I’m not sure I’d write the same thing now. And I’m not certain I was correct.
But after Kurt Cobain killed himself, as I consumed the grief-filled reaction, I wrote a piece the Decatur Herald & Review was kind enough to run. (At the time, I was in my sixth year as a sports copy editor. My co-workers knew of my passion for music, but that didn’t mean they had to publish my little 350-word plea.)
Boy, hearing Kurt Cobain’s voice for the first time was really special.
Like most music fans, my first experience with Cobain and Nirvana was late one night on MTV, watching and listening to the outrageous video for “Smells Like Teen Spirit.”
“This is pretty entertaining,” I thought. “But these guys will never see the light of day. They’re too dangerous for America.”
Three years and millions of albums and one moronic decision later, Kurt Cobain and Nirvana are dead, and a new generation has its first rock music martyr.
Please, don’t fall for it. Sometime last week, Cobain was the ultimate coward, putting a shotgun to his head and pulling the trigger. It doesn’t make him a hero. It doesn’t mean he’ll live forever.
The music will always be there. There will always be the irony of the title of the band’s final release, “I Hate Myself and Want to Die.” And there will henceforth be a number of us who choke up just a little bit when we hear Cobain sing, “And I swear I don’t have a gun.”
But please, don’t canonize the guy. There’s nothing romantic about killing yourself. After killing yourself, there’s nothing. Sure, Cobain was the center of attention in our channel-surfing universe for about a day, but after that, we all moved on to other things.
Foolishly, each generation has had its heroes who have become bigger than life for doing themselves in. If Cobain’s contemporaries want to prove they’re truly different and better than those who went before, they’ll reject placing the man on an altar next to Jim Morrison, Jimi Hendrix, Keith Moon, Janis Joplin, Sid Vicious (insert your favorite here).
Kurt Cobain was a talented and troubled man. He had what many thought should have been enough to make him happy -fame, recognition and money. It obviously wasn’t what he needed.
Perhaps the most fitting eulogy for Cobain would be to acknowledge that as a songwriter and singer, he had few peers. He was just a lousy human being, and the last thing he did proved that.
Pointed? Certainly. A little harsh? Possibly. As I read it now, 22 years later, would I change anything? No. I might not write it the same way now, but dammit, I was mad at Cobain. (I was also mad at all of the little shitheads on Prodigy bulletin boards with whom I was debating Cobain’s final gesture.)
(You read that right. Prodigy. I didn’t have a Compuserve account, but I knew people who did. And I remember having to pay for individual e-mails when I sent or received them from “The Internet.”)
The next day, I received a call from an adult female reader who criticized what I wrote. She told me she was disgusted, and it was the worst thing she’d ever read, because it was so depressing.

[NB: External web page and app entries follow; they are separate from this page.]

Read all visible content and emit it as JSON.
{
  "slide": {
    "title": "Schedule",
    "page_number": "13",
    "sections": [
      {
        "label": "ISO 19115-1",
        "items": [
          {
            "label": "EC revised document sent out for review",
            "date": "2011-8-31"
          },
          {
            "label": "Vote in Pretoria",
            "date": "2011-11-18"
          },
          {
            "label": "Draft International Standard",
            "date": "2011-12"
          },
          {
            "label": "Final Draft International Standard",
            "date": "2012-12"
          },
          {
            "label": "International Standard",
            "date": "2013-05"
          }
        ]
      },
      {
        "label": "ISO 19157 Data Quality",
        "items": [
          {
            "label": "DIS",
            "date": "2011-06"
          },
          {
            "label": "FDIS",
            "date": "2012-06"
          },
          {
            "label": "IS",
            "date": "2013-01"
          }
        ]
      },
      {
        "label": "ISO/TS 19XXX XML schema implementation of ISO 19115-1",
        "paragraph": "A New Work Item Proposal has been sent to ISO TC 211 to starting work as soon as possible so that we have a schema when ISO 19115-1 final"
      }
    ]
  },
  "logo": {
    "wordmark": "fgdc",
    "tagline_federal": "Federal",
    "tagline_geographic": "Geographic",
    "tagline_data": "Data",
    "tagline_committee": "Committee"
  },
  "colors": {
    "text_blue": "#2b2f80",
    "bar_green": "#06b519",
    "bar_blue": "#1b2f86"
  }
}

I thanked her. She demanded to know why I thanked her.
“A man committed suicide,” I said, “and you’re more depressed because of something I wrote. That makes me a pretty good writer.”
That wasn’t what she wanted to hear.
A week later, the paper ran a teenager’s response to my thoughts:
I am writing to you in regards to Tim Cain’s article last Thursday on the death of Nirvana ’s Kurt Cobain.
I don’t believe that you should criticize someone the way Cain did.
I know that it wasn’t smart of Cobain to kill himself, but I don’t think that Cain should have said “he was a lousy human being.”
Neither Cain or anyone else should say that about someone. Cobain might not have been the smartest or bravest person, but you shouldn’t say he was “the ultimate coward.”
I may only be 14, but at least I have respect for others -dead or alive.
Scott Dillman is a freshman at MacArthur High School in Decatur. He’s been a Nirvana fan for about three years and also enjoys music by the Doors, Ozzy Osbourne, Led Zeppelin and Nazareth.
Maybe Scott was right. He’s certainly entitled to his opinion, in either case.
But seriously? He enjoys music by Nazareth? I thought I was the only one who admitted that.